PROBLEM TO WORK ON =>
From the entries, return every line where the string "audit" shows up.

[Element data from apps and pages]
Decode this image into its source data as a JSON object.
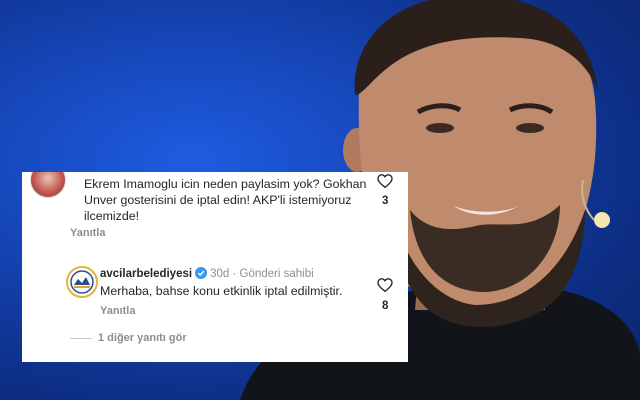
{
  "comments": [
    {
      "text": "Ekrem Imamoglu icin neden paylasim yok? Gokhan Unver gosterisini de iptal edin! AKP'li istemiyoruz ilcemizde!",
      "likes": "3",
      "reply_label": "Yanıtla"
    },
    {
      "username": "avcilarbelediyesi",
      "time": "30d",
      "separator": "·",
      "badge": "Gönderi sahibi",
      "text": "Merhaba, bahse konu etkinlik iptal edilmiştir.",
      "likes": "8",
      "reply_label": "Yanıtla"
    }
  ],
  "view_replies": "1 diğer yanıtı gör",
  "icons": {
    "like": "heart-outline-icon",
    "verified": "verified-badge-icon"
  },
  "colors": {
    "background": "#1646b8",
    "verified": "#3897f0",
    "muted_text": "#8e8e8e",
    "text": "#262626"
  }
}
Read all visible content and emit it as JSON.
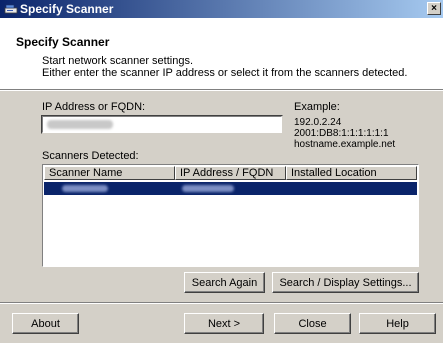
{
  "window": {
    "title": "Specify Scanner",
    "close_glyph": "×"
  },
  "header": {
    "title": "Specify Scanner",
    "line1": "Start network scanner settings.",
    "line2": "Either enter the scanner IP address or select it from the scanners detected."
  },
  "form": {
    "ip_label": "IP Address or FQDN:",
    "example_title": "Example:",
    "example_lines": [
      "192.0.2.24",
      "2001:DB8:1:1:1:1:1:1",
      "hostname.example.net"
    ],
    "detected_label": "Scanners Detected:"
  },
  "table": {
    "columns": [
      "Scanner Name",
      "IP Address / FQDN",
      "Installed Location"
    ]
  },
  "buttons": {
    "search_again": "Search Again",
    "search_display": "Search / Display Settings...",
    "about": "About",
    "next": "Next >",
    "close": "Close",
    "help": "Help"
  },
  "colors": {
    "titlebar_start": "#0a246a",
    "titlebar_end": "#a6caf0",
    "selection": "#0a246a",
    "face": "#d4d0c8"
  }
}
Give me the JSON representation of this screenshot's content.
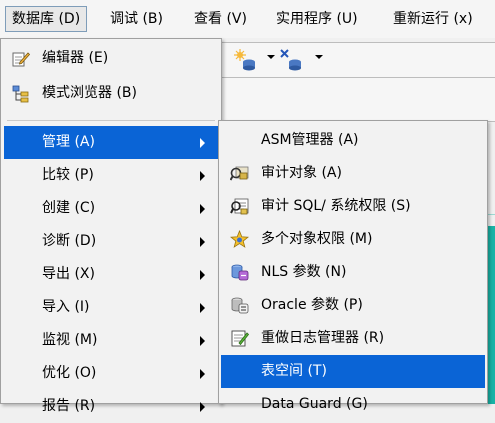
{
  "menubar": {
    "items": [
      {
        "label": "数据库 (D)",
        "active": true
      },
      {
        "label": "调试 (B)"
      },
      {
        "label": "查看 (V)"
      },
      {
        "label": "实用程序 (U)"
      },
      {
        "label": "重新运行 (x)"
      }
    ]
  },
  "database_menu": {
    "items": [
      {
        "label": "编辑器 (E)",
        "icon": "pencil-edit-icon"
      },
      {
        "label": "模式浏览器 (B)",
        "icon": "schema-browser-icon"
      },
      {
        "label": "管理 (A)",
        "submenu": true,
        "selected": true
      },
      {
        "label": "比较 (P)",
        "submenu": true
      },
      {
        "label": "创建 (C)",
        "submenu": true
      },
      {
        "label": "诊断 (D)",
        "submenu": true
      },
      {
        "label": "导出 (X)",
        "submenu": true
      },
      {
        "label": "导入 (I)",
        "submenu": true
      },
      {
        "label": "监视 (M)",
        "submenu": true
      },
      {
        "label": "优化 (O)",
        "submenu": true
      },
      {
        "label": "报告 (R)",
        "submenu": true
      }
    ]
  },
  "admin_submenu": {
    "items": [
      {
        "label": "ASM管理器 (A)",
        "icon": ""
      },
      {
        "label": "审计对象 (A)",
        "icon": "audit-objects-icon"
      },
      {
        "label": "审计 SQL/ 系统权限 (S)",
        "icon": "audit-sql-icon"
      },
      {
        "label": "多个对象权限 (M)",
        "icon": "star-privileges-icon"
      },
      {
        "label": "NLS 参数 (N)",
        "icon": "nls-params-icon"
      },
      {
        "label": "Oracle 参数 (P)",
        "icon": "oracle-params-icon"
      },
      {
        "label": "重做日志管理器 (R)",
        "icon": "redo-log-icon"
      },
      {
        "label": "表空间 (T)",
        "icon": "",
        "selected": true
      },
      {
        "label": "Data Guard (G)",
        "icon": ""
      }
    ]
  },
  "toolbar": {
    "buttons": [
      {
        "icon": "new-connection-icon"
      },
      {
        "icon": "disconnect-icon"
      }
    ]
  },
  "colors": {
    "selection": "#0a64d6",
    "teal_panel": "#19b3a6"
  }
}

ANSWER TO THIS PROBLEM =>
        "icon": "audit-objects-icon"
        "icon": "audit-sql-icon"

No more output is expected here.